Problem to work on
Nothing but a number should be given: how many lines in the listing contain the word "icon".

------ Recorded data ------

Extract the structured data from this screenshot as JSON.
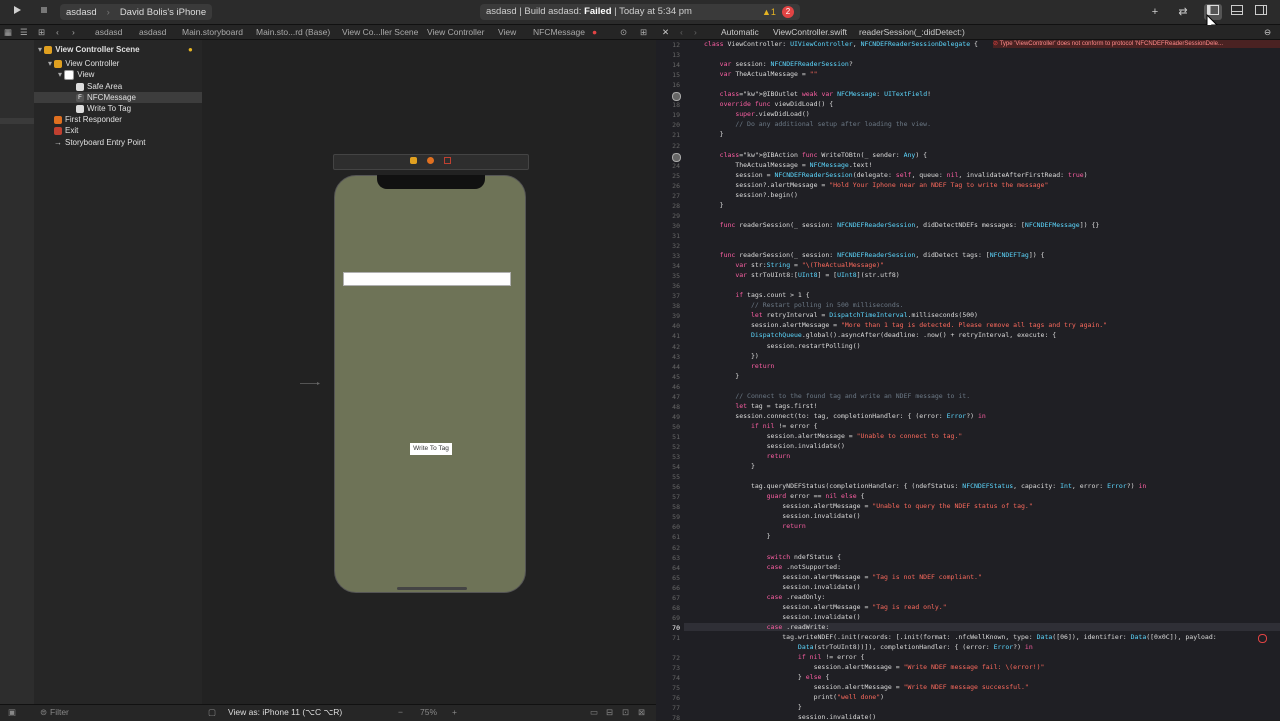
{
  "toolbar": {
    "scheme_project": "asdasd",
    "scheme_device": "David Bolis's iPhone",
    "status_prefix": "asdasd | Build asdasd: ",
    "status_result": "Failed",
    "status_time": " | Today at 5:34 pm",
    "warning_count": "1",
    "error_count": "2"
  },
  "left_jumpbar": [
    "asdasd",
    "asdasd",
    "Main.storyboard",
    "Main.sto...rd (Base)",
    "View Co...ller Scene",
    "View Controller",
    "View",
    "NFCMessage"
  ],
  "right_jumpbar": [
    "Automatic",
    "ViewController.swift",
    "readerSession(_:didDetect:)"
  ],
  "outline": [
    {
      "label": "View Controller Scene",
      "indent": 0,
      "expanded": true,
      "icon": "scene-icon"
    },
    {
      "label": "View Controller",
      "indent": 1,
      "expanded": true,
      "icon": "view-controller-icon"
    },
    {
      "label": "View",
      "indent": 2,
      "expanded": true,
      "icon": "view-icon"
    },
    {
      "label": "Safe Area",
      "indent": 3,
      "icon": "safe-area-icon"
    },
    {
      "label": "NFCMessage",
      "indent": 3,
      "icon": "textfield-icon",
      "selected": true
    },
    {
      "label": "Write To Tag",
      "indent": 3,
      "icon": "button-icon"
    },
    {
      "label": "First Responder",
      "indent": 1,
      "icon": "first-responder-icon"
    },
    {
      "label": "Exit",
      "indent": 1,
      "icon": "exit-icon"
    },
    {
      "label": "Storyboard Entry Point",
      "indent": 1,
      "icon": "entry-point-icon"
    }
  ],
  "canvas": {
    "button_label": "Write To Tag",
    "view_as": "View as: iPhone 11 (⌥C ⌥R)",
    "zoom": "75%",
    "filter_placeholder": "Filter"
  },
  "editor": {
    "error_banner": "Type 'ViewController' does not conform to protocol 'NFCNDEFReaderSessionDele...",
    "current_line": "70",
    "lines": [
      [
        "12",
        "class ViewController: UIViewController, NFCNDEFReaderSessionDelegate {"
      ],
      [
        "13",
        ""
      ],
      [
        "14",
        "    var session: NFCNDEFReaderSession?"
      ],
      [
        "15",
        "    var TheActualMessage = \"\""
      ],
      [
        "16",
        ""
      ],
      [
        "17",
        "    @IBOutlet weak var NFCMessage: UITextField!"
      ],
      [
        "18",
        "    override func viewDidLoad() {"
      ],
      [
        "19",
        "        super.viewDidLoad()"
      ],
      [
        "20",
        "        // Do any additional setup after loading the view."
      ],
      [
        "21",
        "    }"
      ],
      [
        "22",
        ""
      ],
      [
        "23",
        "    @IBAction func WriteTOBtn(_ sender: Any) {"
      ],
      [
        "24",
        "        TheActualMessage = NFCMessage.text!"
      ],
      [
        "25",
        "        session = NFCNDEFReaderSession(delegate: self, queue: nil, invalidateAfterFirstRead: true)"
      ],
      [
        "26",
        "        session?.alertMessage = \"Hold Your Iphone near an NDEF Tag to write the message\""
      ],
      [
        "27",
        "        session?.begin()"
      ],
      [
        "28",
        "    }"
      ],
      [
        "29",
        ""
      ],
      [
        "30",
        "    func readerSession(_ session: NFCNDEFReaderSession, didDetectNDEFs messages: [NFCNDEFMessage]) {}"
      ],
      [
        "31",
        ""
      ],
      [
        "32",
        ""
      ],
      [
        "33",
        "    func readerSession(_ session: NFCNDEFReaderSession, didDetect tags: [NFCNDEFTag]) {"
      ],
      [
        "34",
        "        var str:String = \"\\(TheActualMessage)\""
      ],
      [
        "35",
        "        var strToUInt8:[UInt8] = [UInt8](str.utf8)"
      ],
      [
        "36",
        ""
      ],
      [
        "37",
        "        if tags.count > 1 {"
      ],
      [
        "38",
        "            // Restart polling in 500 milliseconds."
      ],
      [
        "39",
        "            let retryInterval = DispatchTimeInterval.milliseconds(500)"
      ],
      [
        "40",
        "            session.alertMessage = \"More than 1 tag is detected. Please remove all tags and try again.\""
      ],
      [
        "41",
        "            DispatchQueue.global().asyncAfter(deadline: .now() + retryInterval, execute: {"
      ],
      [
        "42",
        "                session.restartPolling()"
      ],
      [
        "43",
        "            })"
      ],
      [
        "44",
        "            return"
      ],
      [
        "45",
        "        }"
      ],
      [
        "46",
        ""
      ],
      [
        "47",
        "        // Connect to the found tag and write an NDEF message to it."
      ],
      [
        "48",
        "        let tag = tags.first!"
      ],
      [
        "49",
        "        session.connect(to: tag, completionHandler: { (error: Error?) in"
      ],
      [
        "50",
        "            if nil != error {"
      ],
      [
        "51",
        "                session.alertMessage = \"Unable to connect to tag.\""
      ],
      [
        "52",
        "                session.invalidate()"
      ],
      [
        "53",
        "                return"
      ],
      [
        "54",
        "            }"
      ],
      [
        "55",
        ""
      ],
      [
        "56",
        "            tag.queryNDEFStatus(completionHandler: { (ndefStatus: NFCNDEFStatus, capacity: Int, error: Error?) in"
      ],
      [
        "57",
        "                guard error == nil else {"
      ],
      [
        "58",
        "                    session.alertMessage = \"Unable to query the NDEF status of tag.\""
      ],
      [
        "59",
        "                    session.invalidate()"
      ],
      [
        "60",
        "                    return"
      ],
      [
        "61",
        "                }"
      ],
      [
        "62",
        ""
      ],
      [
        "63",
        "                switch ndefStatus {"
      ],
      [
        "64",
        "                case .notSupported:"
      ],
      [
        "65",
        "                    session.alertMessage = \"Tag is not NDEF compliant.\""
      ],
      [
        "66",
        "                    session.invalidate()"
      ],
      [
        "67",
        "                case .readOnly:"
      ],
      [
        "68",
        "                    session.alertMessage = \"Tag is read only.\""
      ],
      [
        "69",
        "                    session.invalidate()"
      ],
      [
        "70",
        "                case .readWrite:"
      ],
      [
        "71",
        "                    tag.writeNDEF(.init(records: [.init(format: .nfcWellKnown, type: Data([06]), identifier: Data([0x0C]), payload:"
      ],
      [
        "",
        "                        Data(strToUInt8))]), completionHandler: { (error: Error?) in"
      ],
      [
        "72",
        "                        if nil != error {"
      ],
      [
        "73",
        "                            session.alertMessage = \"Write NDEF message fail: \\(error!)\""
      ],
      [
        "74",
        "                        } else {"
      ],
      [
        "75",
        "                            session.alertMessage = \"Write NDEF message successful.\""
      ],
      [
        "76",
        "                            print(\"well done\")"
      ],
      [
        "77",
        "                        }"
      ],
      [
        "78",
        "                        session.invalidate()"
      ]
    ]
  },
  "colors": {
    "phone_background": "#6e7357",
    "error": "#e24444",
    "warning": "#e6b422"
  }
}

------
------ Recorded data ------

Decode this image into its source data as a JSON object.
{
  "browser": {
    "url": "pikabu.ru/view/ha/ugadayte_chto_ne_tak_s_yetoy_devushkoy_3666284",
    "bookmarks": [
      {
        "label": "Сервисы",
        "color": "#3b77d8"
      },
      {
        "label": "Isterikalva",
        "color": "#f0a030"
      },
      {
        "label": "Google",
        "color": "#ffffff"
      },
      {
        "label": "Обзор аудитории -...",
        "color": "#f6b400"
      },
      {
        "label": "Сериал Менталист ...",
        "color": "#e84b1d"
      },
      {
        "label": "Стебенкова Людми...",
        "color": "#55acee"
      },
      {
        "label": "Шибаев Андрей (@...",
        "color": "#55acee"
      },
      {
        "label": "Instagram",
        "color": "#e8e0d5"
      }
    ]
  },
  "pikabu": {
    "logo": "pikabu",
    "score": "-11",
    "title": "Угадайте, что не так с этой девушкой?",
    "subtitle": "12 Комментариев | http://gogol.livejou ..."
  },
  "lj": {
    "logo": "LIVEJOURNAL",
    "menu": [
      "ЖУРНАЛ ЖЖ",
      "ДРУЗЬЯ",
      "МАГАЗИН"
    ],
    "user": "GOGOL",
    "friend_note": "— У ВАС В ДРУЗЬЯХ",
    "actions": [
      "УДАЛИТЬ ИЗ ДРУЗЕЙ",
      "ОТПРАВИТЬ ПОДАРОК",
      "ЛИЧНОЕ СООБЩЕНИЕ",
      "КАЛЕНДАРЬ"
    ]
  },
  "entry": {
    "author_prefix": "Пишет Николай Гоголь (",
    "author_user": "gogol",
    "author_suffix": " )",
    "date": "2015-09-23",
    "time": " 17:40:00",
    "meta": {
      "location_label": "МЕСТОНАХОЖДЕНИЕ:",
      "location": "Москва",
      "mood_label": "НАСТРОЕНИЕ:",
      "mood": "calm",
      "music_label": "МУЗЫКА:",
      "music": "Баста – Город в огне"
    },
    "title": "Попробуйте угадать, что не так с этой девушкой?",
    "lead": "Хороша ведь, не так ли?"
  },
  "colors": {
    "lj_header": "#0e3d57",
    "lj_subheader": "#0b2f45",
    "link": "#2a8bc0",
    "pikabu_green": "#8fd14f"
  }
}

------

Response area
9